“Generally, we do not promote clerks to reporting jobs, and we inform them that they should not expect to advance to a reporting spot,” associate managing editor Bill Schmidt wrote via e-mail. “If [clerks] have a desire to pursue reporting, we advise them that they would do better becoming a reporter at another newspaper and then coming to us with two or three years of experience and a sense of feature style.”

The 81 assistants and clerks on staff mostly do clerical work, assisting editors and reporters. In their free time, they can pitch editors stories as freelancers, and they are occasionally called on to string for reporters.

“I just ignored what everybody was saying for so long,” Mr. Robertson said of his advancement. “It might have been wildly inadvisable.”

Mr. Robertson arrived at The Times in July 2001 after a year teaching English in Morocco. Before that, he spent a year and a half after graduating from Georgetown working as a paralegal in the Manhattan district attorney’s office. He had read The Times every morning, he said, and harbored “this vague journalistic desire.”

A few months after he started, Mr. Robertson began stringing for “Boldface Names” quasi-gossip columnist Joyce Wadler. “He’s terrific,” Ms. Wadler said of Mr. Robertson. “Everybody likes him. Campbell is an informed and wonderful writer.”

Having found a willing advocate in Ms. Wadler, Mr. Robertson then sought out the advice of Frank Rich, who gave him guidance on filing regional theater reviews for the Connecticut and Westchester Weekly sections. An amateur illustrator who once designed safety manuals for an Alabama paper mill, Mr. Robertson contributed illustrations to The Times in a November 2003 Metro section cover and inside the city section.

Along the way, he spent three weeks in the “cop shop” at 1 Police Plaza, and since September he’s been filling in at The Times’ Long Island Weekly section in Garden City for reporter Vivian Toy, who had been out on maternity leave.

Among his first jobs as an official reporter will be to take over “Boldface Names” from Ms. Wadler, who the Daily News reported will be shuttling over to the home section to write features. Mr. Robertson, who will fill in for Ms. Wadler starting April 1, said he’s not the official “Boldface” replacement.

“It’s not my permanent gig-I’m just filling in,” he said.

Metro editor Susan Edgerley said she offered Mr. Campbell his job because of the journalistic dexterity he’d demonstrated. “He did terrific work-that’s a good enough reason to hire someone,” Ms. Edgerley said.

But Ms. Edgerley emphasized that the move doesn’t mark another revision of Times hiring policy.
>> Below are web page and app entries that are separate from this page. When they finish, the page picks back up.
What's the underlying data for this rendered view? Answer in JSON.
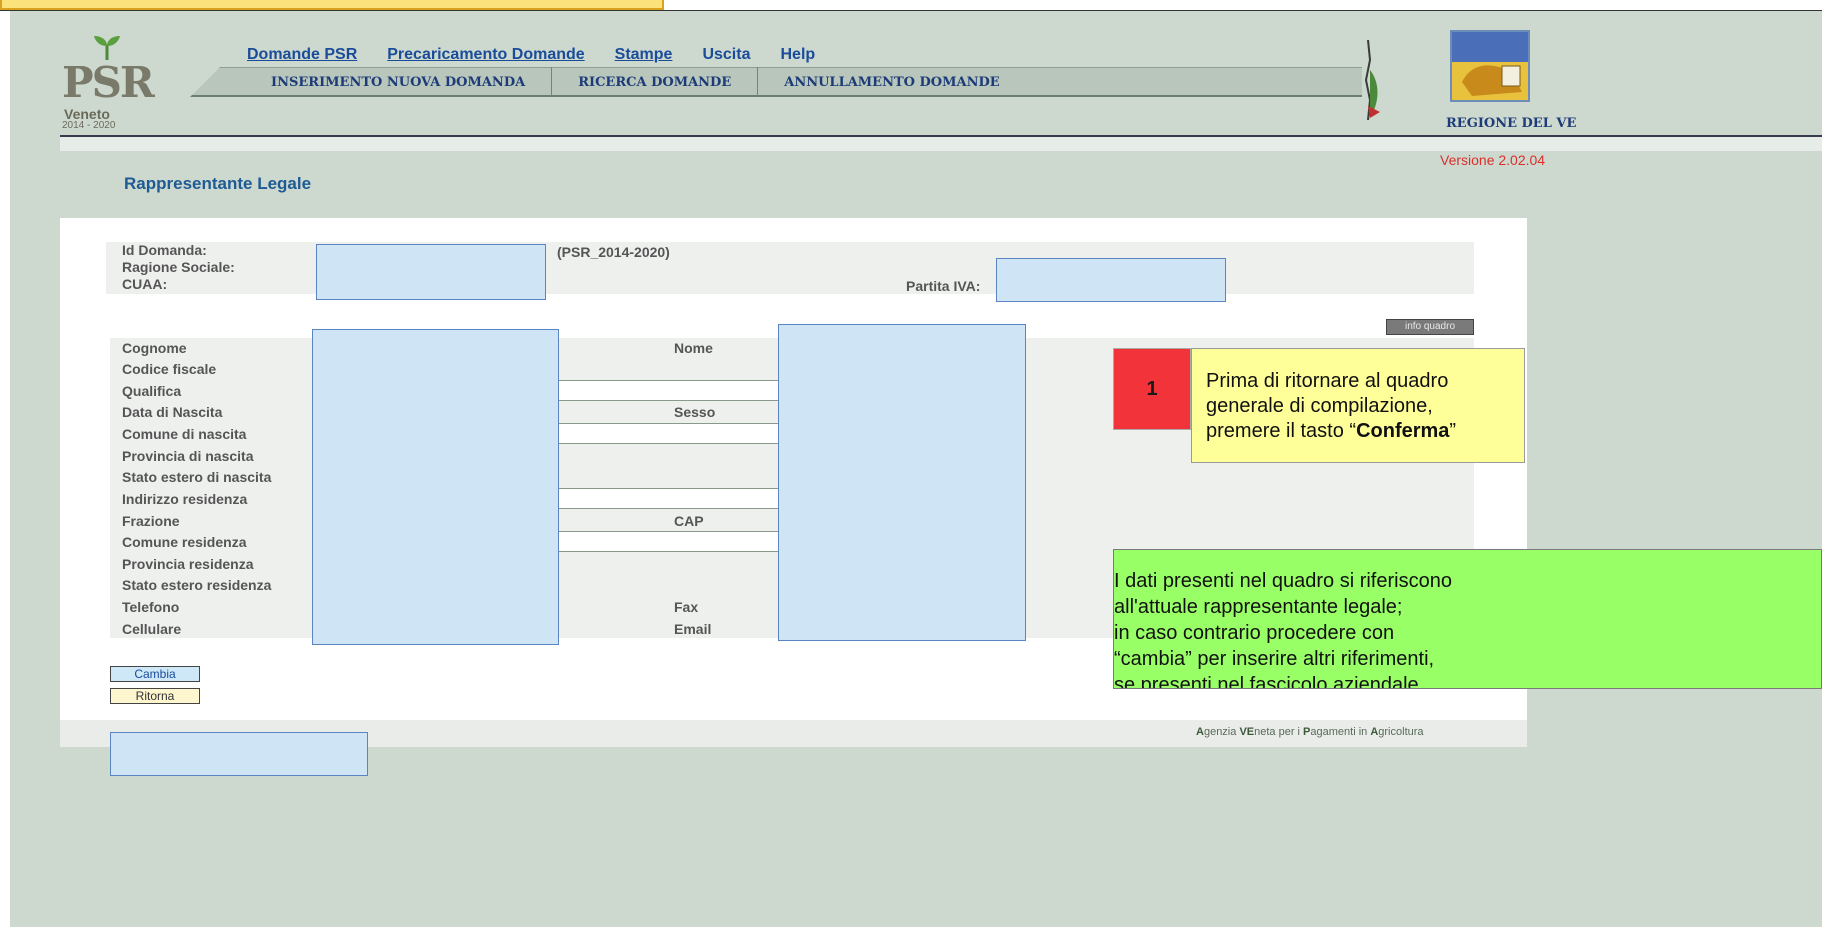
{
  "header": {
    "logo": {
      "main": "PSR",
      "region": "Veneto",
      "years": "2014 - 2020"
    },
    "menu_primary": [
      "Domande PSR",
      "Precaricamento Domande",
      "Stampe",
      "Uscita",
      "Help"
    ],
    "menu_secondary": [
      "INSERIMENTO NUOVA DOMANDA",
      "RICERCA DOMANDE",
      "ANNULLAMENTO DOMANDE"
    ],
    "regione": "REGIONE DEL VE",
    "versione": "Versione 2.02.04"
  },
  "page_title": "Rappresentante Legale",
  "id_block": {
    "id_domanda_label": "Id Domanda:",
    "program": "(PSR_2014-2020)",
    "ragione_sociale_label": "Ragione Sociale:",
    "cuaa_label": "CUAA:",
    "partita_iva_label": "Partita IVA:"
  },
  "info_button": "info quadro",
  "form": {
    "left_labels": [
      "Cognome",
      "Codice fiscale",
      "Qualifica",
      "Data di Nascita",
      "Comune di nascita",
      "Provincia di nascita",
      "Stato estero di nascita",
      "Indirizzo residenza",
      "Frazione",
      "Comune residenza",
      "Provincia residenza",
      "Stato estero residenza",
      "Telefono",
      "Cellulare"
    ],
    "right_labels": {
      "nome": "Nome",
      "sesso": "Sesso",
      "cap": "CAP",
      "fax": "Fax",
      "email": "Email"
    }
  },
  "buttons": {
    "cambia": "Cambia",
    "ritorna": "Ritorna"
  },
  "callout1": {
    "number": "1",
    "line1": "Prima di ritornare al quadro",
    "line2": "generale di compilazione,",
    "line3_pre": "premere il tasto “",
    "line3_bold": "Conferma",
    "line3_post": "”"
  },
  "callout2": {
    "lines": [
      "I dati presenti nel quadro si riferiscono",
      "all'attuale rappresentante legale;",
      "in caso contrario procedere con",
      "“cambia” per inserire altri riferimenti,",
      "se presenti nel fascicolo aziendale"
    ]
  },
  "footer": {
    "text_a": "A",
    "text_b": "genzia ",
    "text_c": "VE",
    "text_d": "neta per i ",
    "text_e": "P",
    "text_f": "agamenti in ",
    "text_g": "A",
    "text_h": "gricoltura"
  },
  "colors": {
    "menu_link": "#1a4c99",
    "title": "#1e5a93",
    "versione": "#d9302a",
    "callout_yellow": "#ffff99",
    "callout_green": "#99ff66",
    "callout_red": "#f2343a"
  }
}
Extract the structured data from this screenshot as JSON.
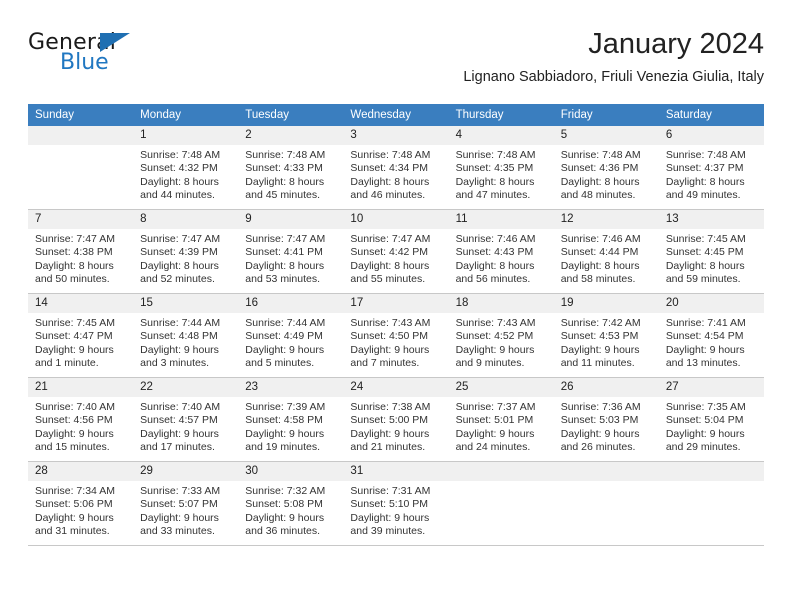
{
  "brand": {
    "line1": "General",
    "line2": "Blue",
    "triangle_color": "#1f6fb2",
    "blue_text_color": "#2077c1"
  },
  "header": {
    "title": "January 2024",
    "subtitle": "Lignano Sabbiadoro, Friuli Venezia Giulia, Italy"
  },
  "colors": {
    "header_row_bg": "#3a7ebf",
    "header_row_text": "#ffffff",
    "daynum_bg": "#f0f0f0",
    "cell_border": "#c8c8c8"
  },
  "weekdays": [
    "Sunday",
    "Monday",
    "Tuesday",
    "Wednesday",
    "Thursday",
    "Friday",
    "Saturday"
  ],
  "weeks": [
    [
      {
        "day": "",
        "lines": []
      },
      {
        "day": "1",
        "lines": [
          "Sunrise: 7:48 AM",
          "Sunset: 4:32 PM",
          "Daylight: 8 hours",
          "and 44 minutes."
        ]
      },
      {
        "day": "2",
        "lines": [
          "Sunrise: 7:48 AM",
          "Sunset: 4:33 PM",
          "Daylight: 8 hours",
          "and 45 minutes."
        ]
      },
      {
        "day": "3",
        "lines": [
          "Sunrise: 7:48 AM",
          "Sunset: 4:34 PM",
          "Daylight: 8 hours",
          "and 46 minutes."
        ]
      },
      {
        "day": "4",
        "lines": [
          "Sunrise: 7:48 AM",
          "Sunset: 4:35 PM",
          "Daylight: 8 hours",
          "and 47 minutes."
        ]
      },
      {
        "day": "5",
        "lines": [
          "Sunrise: 7:48 AM",
          "Sunset: 4:36 PM",
          "Daylight: 8 hours",
          "and 48 minutes."
        ]
      },
      {
        "day": "6",
        "lines": [
          "Sunrise: 7:48 AM",
          "Sunset: 4:37 PM",
          "Daylight: 8 hours",
          "and 49 minutes."
        ]
      }
    ],
    [
      {
        "day": "7",
        "lines": [
          "Sunrise: 7:47 AM",
          "Sunset: 4:38 PM",
          "Daylight: 8 hours",
          "and 50 minutes."
        ]
      },
      {
        "day": "8",
        "lines": [
          "Sunrise: 7:47 AM",
          "Sunset: 4:39 PM",
          "Daylight: 8 hours",
          "and 52 minutes."
        ]
      },
      {
        "day": "9",
        "lines": [
          "Sunrise: 7:47 AM",
          "Sunset: 4:41 PM",
          "Daylight: 8 hours",
          "and 53 minutes."
        ]
      },
      {
        "day": "10",
        "lines": [
          "Sunrise: 7:47 AM",
          "Sunset: 4:42 PM",
          "Daylight: 8 hours",
          "and 55 minutes."
        ]
      },
      {
        "day": "11",
        "lines": [
          "Sunrise: 7:46 AM",
          "Sunset: 4:43 PM",
          "Daylight: 8 hours",
          "and 56 minutes."
        ]
      },
      {
        "day": "12",
        "lines": [
          "Sunrise: 7:46 AM",
          "Sunset: 4:44 PM",
          "Daylight: 8 hours",
          "and 58 minutes."
        ]
      },
      {
        "day": "13",
        "lines": [
          "Sunrise: 7:45 AM",
          "Sunset: 4:45 PM",
          "Daylight: 8 hours",
          "and 59 minutes."
        ]
      }
    ],
    [
      {
        "day": "14",
        "lines": [
          "Sunrise: 7:45 AM",
          "Sunset: 4:47 PM",
          "Daylight: 9 hours",
          "and 1 minute."
        ]
      },
      {
        "day": "15",
        "lines": [
          "Sunrise: 7:44 AM",
          "Sunset: 4:48 PM",
          "Daylight: 9 hours",
          "and 3 minutes."
        ]
      },
      {
        "day": "16",
        "lines": [
          "Sunrise: 7:44 AM",
          "Sunset: 4:49 PM",
          "Daylight: 9 hours",
          "and 5 minutes."
        ]
      },
      {
        "day": "17",
        "lines": [
          "Sunrise: 7:43 AM",
          "Sunset: 4:50 PM",
          "Daylight: 9 hours",
          "and 7 minutes."
        ]
      },
      {
        "day": "18",
        "lines": [
          "Sunrise: 7:43 AM",
          "Sunset: 4:52 PM",
          "Daylight: 9 hours",
          "and 9 minutes."
        ]
      },
      {
        "day": "19",
        "lines": [
          "Sunrise: 7:42 AM",
          "Sunset: 4:53 PM",
          "Daylight: 9 hours",
          "and 11 minutes."
        ]
      },
      {
        "day": "20",
        "lines": [
          "Sunrise: 7:41 AM",
          "Sunset: 4:54 PM",
          "Daylight: 9 hours",
          "and 13 minutes."
        ]
      }
    ],
    [
      {
        "day": "21",
        "lines": [
          "Sunrise: 7:40 AM",
          "Sunset: 4:56 PM",
          "Daylight: 9 hours",
          "and 15 minutes."
        ]
      },
      {
        "day": "22",
        "lines": [
          "Sunrise: 7:40 AM",
          "Sunset: 4:57 PM",
          "Daylight: 9 hours",
          "and 17 minutes."
        ]
      },
      {
        "day": "23",
        "lines": [
          "Sunrise: 7:39 AM",
          "Sunset: 4:58 PM",
          "Daylight: 9 hours",
          "and 19 minutes."
        ]
      },
      {
        "day": "24",
        "lines": [
          "Sunrise: 7:38 AM",
          "Sunset: 5:00 PM",
          "Daylight: 9 hours",
          "and 21 minutes."
        ]
      },
      {
        "day": "25",
        "lines": [
          "Sunrise: 7:37 AM",
          "Sunset: 5:01 PM",
          "Daylight: 9 hours",
          "and 24 minutes."
        ]
      },
      {
        "day": "26",
        "lines": [
          "Sunrise: 7:36 AM",
          "Sunset: 5:03 PM",
          "Daylight: 9 hours",
          "and 26 minutes."
        ]
      },
      {
        "day": "27",
        "lines": [
          "Sunrise: 7:35 AM",
          "Sunset: 5:04 PM",
          "Daylight: 9 hours",
          "and 29 minutes."
        ]
      }
    ],
    [
      {
        "day": "28",
        "lines": [
          "Sunrise: 7:34 AM",
          "Sunset: 5:06 PM",
          "Daylight: 9 hours",
          "and 31 minutes."
        ]
      },
      {
        "day": "29",
        "lines": [
          "Sunrise: 7:33 AM",
          "Sunset: 5:07 PM",
          "Daylight: 9 hours",
          "and 33 minutes."
        ]
      },
      {
        "day": "30",
        "lines": [
          "Sunrise: 7:32 AM",
          "Sunset: 5:08 PM",
          "Daylight: 9 hours",
          "and 36 minutes."
        ]
      },
      {
        "day": "31",
        "lines": [
          "Sunrise: 7:31 AM",
          "Sunset: 5:10 PM",
          "Daylight: 9 hours",
          "and 39 minutes."
        ]
      },
      {
        "day": "",
        "lines": []
      },
      {
        "day": "",
        "lines": []
      },
      {
        "day": "",
        "lines": []
      }
    ]
  ]
}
“This is not a change. We don’t want anyone with the hope of becoming a reporter to come here to clerk and have his or her heart broken,” she said.

-G.S.

Off the Record